_ACTIVITY_
Scan the entries for the word "examples" and report how many lines contain it, as a number with no other words.

══ SOURCE DATA

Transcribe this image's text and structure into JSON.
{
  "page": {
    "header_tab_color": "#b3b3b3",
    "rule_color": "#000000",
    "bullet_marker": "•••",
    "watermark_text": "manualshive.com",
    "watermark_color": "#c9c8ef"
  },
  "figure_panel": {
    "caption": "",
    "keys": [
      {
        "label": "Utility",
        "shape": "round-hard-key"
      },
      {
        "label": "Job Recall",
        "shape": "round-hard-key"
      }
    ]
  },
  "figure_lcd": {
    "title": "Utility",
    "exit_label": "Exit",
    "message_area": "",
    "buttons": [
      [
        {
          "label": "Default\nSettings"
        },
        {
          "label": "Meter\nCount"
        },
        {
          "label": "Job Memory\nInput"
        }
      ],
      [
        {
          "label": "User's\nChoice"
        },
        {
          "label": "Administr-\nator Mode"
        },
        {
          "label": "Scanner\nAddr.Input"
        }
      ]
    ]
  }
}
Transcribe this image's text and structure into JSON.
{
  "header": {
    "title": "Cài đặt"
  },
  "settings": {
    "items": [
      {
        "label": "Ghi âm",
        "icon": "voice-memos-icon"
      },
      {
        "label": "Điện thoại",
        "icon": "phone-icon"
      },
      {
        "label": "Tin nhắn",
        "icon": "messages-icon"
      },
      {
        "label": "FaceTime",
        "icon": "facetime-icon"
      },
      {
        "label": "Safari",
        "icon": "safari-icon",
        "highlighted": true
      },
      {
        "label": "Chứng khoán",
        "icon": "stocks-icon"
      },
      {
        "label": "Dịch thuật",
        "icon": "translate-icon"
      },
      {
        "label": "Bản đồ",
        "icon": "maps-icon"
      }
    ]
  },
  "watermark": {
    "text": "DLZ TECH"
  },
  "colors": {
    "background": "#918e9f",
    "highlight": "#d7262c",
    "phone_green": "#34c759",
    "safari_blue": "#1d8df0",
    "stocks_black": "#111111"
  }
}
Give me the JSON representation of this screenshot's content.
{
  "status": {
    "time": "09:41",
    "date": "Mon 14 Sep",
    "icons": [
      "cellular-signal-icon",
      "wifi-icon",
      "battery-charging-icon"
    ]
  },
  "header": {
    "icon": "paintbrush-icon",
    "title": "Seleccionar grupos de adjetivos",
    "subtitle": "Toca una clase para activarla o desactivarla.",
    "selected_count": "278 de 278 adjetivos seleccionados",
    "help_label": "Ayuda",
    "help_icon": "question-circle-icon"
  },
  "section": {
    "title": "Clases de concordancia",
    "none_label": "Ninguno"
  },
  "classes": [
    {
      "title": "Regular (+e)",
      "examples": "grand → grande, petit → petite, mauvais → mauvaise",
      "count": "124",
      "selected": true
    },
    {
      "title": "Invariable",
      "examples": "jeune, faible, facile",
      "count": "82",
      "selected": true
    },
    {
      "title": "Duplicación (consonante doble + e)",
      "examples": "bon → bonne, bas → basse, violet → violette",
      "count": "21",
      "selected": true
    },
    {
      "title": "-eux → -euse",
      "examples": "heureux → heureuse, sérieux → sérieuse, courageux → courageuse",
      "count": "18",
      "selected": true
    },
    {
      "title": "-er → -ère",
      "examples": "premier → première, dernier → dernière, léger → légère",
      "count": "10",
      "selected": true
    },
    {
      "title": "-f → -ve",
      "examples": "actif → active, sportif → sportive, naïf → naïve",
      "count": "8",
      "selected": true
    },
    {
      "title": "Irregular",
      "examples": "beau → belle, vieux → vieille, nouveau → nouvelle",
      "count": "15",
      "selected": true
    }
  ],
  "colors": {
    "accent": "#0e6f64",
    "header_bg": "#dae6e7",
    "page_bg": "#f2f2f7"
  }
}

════

_RESPONSE BELOW_
7